Neutrality has proved to be the most controversial and perhaps misunderstood of the 'guidelines' referred to in the 'Hypothesizing- Circularity-Neutrality' paper published by the Milan team ( Selvini et al 1980). Although their original definition referred to an attempt to conduct an interview so that each family member would feel the therapist had no favourites, the concept of neutrality has been applied to other contexts such as the therapist's view of change. Generalizing this concept to other areas had led to much misunderstanding, and rightly so. In fact we would not now use the concept in the way we described it in the original paper in 1983, but prefer to discuss neutrality by making several important points.
In our discussions of the concept of neutrality, we are frequently asked what role neutrality plays in cases in which a worker holds some statutory responsibility. In order to address this question we find it helpful to distinguish two domains of behaviour: the domain of constraint and the domain of autonomy.

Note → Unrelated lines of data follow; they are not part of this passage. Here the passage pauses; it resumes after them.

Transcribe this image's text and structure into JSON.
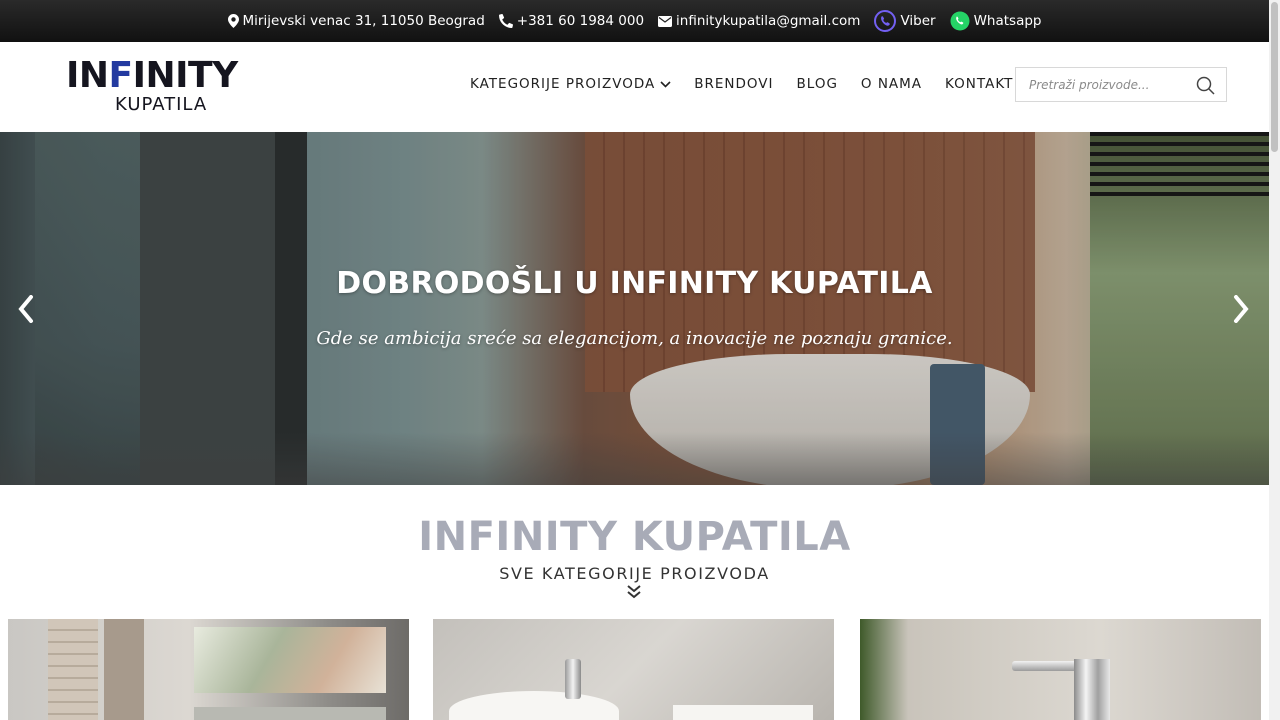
{
  "topbar": {
    "address": "Mirijevski venac 31, 11050 Beograd",
    "phone": "+381 60 1984 000",
    "email": "infinitykupatila@gmail.com",
    "viber": "Viber",
    "whatsapp": "Whatsapp",
    "colors": {
      "viber": "#7360f2",
      "whatsapp": "#25d366"
    }
  },
  "logo": {
    "main_a": "IN",
    "main_accent": "F",
    "main_b": "INITY",
    "sub": "KUPATILA"
  },
  "nav": {
    "items": [
      {
        "label": "KATEGORIJE PROIZVODA",
        "has_dropdown": true
      },
      {
        "label": "BRENDOVI"
      },
      {
        "label": "BLOG"
      },
      {
        "label": "O NAMA"
      },
      {
        "label": "KONTAKT"
      }
    ]
  },
  "search": {
    "placeholder": "Pretraži proizvode..."
  },
  "hero": {
    "title": "DOBRODOŠLI U INFINITY KUPATILA",
    "subtitle": "Gde se ambicija sreće sa elegancijom, a inovacije ne poznaju granice."
  },
  "section": {
    "title": "INFINITY KUPATILA",
    "subtitle": "SVE KATEGORIJE PROIZVODA"
  },
  "colors": {
    "accent_logo": "#233aa0",
    "section_title": "#a8abb7"
  }
}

As social beings, we are constrained by laws, expectations, economics, relationships, etc.; but we are also autonomous and able to decide when, where and how we live our lives. As long as we accept the constraints imposed by social living, we can act